Then there’s the new Dodd-Frank legislation that makes it nearly impossible for US citizens to trade securities and commodities from overseas accounts beyond the reach of the federal government.
Then there’s the Liberty Dollar debacle in which the US government used obscure counterfeit laws to seize millions of dollars of silver coins that were owned by the firm’s customers!
Then earlier this year, the Financial Crimes Enforcement Network (FinCEN) issued new guidance requiring that US taxpayers who hold gold in certain offshore financial accounts report such holdings on their annual FBAR. Conveniently, this ruling put up a barrier for Americans to use GoldMoney.
Step 2: Plant seeds of doubt [via economists and media]…
Step 3: Tie gold to terrorism. Plant evidence.Source.
However the counter balance is that in New Zealand gold does pass under the radar significantly more than in the USA. There is no GST on pure gold or silver bullion either. Plus none of the instances mentioned in the above SovereignMan.com article have occurred in New Zealand to date.
What About Silver Confiscation?
Another consideration is that silver was not confiscated in 1933. Although according to this article a year later it was…
“Silver also suffered the fate of gold. On August 9, 1934 a Presidential Proclamation ordered all silver bullion surrendered to the Treasury within 90 days and a 50 percent tax was levied on any profits from the sale of silver. The sellers were paid 50.1 cents per ounce.”
However, until 1964 silver certificates in the USA could still be redeemed for silver. So if gold was confiscated in the future, you could argue that silver may well be at a slightly lower risk than gold.
Other Options to Hedge Against Gold Confiscation?
The 1933 Executive Order excluded numismatic or collectible coins. So you could consider holding some of these.
The downside is these coins often sell for a large premium over the spot price of gold. So you will pay for this hedge against confiscation. Plus of course if it were to happen there’s no guarantee numismatic coins would not be targeted this time.
So, What are the Odds of a New Zealand Government Gold Confiscation?
Who knows really?
The government are unlikely to cut spending significantly. So the odds are the they will need to grab more revenue in the future. This revenue grab could be through higher taxes, higher inflation, and who knows what else?
But given the current low rate of people holding gold here in New Zealand, it would perhaps be more likely they would go after “wealthy” property investors with a new tax.

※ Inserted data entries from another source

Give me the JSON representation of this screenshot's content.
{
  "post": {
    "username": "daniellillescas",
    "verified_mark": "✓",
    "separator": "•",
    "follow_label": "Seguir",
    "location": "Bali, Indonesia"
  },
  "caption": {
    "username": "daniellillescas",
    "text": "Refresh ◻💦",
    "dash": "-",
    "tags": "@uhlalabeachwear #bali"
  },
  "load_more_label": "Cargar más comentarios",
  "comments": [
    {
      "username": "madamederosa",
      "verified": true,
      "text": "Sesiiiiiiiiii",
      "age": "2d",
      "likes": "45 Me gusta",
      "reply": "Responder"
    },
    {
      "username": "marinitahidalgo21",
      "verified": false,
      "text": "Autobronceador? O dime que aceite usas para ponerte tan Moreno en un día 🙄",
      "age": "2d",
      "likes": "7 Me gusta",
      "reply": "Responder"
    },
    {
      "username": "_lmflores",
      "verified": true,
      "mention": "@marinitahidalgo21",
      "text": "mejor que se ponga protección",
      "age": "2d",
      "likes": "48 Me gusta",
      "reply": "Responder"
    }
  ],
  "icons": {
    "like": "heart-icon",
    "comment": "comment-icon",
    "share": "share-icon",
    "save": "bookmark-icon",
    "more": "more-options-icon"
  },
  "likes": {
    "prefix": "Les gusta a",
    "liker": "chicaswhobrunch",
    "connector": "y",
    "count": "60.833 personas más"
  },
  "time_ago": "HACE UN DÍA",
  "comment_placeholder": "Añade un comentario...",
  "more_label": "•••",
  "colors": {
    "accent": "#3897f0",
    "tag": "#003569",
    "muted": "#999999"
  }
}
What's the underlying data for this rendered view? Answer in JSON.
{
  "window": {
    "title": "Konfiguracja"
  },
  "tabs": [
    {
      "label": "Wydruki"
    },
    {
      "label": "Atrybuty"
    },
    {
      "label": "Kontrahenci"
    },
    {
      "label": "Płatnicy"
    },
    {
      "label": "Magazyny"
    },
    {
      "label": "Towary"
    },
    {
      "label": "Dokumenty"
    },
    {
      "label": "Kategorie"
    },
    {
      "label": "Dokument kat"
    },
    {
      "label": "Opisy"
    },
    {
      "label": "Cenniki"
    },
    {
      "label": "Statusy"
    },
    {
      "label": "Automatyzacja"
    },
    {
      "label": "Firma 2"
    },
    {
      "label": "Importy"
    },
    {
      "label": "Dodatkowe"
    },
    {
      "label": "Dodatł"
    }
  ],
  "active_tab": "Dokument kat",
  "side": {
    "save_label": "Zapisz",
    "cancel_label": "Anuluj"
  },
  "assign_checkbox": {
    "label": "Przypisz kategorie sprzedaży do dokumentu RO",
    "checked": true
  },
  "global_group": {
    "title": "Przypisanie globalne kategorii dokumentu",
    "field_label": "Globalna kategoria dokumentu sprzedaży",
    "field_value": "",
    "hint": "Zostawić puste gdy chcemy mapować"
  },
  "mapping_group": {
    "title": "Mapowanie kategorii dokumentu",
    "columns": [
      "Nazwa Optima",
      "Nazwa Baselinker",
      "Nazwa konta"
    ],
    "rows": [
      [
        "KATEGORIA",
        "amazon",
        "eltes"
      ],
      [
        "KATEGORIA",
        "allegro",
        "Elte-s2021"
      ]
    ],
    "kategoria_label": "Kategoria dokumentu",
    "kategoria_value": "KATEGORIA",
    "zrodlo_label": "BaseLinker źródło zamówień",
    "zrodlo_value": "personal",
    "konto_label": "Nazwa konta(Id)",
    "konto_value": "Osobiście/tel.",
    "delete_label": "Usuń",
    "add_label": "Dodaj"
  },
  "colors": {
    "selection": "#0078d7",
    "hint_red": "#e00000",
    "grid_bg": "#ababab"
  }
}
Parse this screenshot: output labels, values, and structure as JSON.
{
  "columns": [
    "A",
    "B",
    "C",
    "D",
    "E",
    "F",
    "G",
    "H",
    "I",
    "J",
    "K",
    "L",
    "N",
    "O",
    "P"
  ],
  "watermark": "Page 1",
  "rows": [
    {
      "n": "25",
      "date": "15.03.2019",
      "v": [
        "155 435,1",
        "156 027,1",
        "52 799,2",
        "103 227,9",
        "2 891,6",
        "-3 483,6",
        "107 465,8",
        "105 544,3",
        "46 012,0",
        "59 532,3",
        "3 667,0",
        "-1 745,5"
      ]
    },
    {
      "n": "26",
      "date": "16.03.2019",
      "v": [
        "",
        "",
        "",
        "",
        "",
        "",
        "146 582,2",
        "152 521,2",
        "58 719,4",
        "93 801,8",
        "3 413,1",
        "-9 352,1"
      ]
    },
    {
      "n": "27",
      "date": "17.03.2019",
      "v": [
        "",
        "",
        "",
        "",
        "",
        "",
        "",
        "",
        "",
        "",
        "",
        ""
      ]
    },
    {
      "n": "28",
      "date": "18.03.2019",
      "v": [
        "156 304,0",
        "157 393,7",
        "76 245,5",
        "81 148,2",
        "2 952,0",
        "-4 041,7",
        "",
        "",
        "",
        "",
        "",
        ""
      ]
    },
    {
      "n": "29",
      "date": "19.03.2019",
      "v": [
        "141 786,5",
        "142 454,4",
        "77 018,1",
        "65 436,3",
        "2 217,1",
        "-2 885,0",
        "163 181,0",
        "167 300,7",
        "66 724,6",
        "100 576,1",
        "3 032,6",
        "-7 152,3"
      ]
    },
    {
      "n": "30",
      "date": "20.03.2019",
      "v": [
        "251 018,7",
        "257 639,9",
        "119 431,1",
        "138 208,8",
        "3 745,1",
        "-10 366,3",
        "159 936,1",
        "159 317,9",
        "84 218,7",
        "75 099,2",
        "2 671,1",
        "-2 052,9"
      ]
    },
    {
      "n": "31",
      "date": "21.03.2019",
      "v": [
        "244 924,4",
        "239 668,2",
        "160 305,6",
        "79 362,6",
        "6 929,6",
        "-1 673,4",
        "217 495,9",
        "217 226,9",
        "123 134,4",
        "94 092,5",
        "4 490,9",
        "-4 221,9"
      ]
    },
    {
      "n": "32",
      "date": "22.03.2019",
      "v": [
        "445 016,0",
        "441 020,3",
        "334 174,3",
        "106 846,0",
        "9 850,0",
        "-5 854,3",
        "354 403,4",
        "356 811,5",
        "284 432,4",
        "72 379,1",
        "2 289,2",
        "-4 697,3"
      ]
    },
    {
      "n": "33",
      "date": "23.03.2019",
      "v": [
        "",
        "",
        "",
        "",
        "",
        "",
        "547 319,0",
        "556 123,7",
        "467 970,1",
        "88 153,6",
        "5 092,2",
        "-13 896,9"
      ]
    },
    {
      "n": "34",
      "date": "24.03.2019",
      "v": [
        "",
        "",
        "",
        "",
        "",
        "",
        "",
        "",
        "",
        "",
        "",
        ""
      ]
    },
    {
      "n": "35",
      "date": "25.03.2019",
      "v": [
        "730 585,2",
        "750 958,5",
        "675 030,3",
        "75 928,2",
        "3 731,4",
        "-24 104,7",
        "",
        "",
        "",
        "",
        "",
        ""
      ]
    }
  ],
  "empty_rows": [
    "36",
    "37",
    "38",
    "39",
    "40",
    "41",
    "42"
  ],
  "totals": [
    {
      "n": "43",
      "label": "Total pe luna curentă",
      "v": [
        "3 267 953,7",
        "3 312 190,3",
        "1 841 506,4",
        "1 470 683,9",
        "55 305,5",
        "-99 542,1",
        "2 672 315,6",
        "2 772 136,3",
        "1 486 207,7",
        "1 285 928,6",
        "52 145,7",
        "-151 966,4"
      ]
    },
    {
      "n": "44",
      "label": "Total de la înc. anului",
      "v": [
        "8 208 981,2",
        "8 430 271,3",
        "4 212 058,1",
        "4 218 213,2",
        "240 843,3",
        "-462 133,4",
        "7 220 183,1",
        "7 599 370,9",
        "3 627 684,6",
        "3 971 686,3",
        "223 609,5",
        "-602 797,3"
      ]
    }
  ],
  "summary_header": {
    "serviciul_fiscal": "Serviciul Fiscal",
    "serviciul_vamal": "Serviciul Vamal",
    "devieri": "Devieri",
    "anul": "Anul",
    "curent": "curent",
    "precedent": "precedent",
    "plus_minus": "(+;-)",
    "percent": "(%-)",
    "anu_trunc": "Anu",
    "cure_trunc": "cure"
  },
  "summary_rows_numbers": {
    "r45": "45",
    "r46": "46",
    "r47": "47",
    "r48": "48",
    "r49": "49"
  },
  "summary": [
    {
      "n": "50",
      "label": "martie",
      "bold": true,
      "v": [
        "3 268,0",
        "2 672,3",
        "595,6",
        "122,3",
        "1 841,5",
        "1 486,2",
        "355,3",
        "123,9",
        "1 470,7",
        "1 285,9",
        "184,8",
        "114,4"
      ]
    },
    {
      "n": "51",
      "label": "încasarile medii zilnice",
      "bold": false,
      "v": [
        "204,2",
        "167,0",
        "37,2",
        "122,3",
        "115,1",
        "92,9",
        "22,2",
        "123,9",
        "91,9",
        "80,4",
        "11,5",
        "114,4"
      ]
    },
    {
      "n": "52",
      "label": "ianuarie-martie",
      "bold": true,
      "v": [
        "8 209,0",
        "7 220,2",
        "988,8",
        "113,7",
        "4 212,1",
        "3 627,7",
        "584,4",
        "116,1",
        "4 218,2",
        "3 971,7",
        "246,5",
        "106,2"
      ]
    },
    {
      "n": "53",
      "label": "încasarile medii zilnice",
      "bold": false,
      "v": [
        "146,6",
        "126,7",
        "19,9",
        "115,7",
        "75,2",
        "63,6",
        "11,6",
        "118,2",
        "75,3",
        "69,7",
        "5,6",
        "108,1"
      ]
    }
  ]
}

After all the government did just that in 2011 with a rejig of property depreciation rules. Since then we have also seen other changes to the taxation of real estate. The “bright line” test means any property sold within 2 years would be taxed. This was extended to 5 years in March 2018.
Or maybe just keep following the current trend of ever higher taxes on petrol?
So in summary, like most everything these days it’s anybody’s guess. When rules aren’t set in stone, making financial plans can be difficult. But, if we had to make a guess with a gun to our heads, we would say the odds would be against gold confiscation in New Zealand.
But, either way we believe we’re better off having some gold (and silver) than not. As the risks of not having any gold (e.g. currency devaluation, sovereign debt, negative real interest rates, etc), seem much higher than the risk of holding some.
Plus, if we didn’t act because of a possibility of something occurring in the future, then it’s likely we’d make no decisions in this life!
See this article for more on this topic: 4 Reasons You Should Store Some Precious Metals Outside of New Zealand >>
If you’d like to know the exact process for selling gold and silver see: Sell Gold & Silver Bullion, Bars or Coins >>
Editors Note: This article was first published 17 January 2012. Updated 16 March 2018 to include new taxes implemented on fuel and property, and corrected links to various source articles. Last updated 25 February 2020.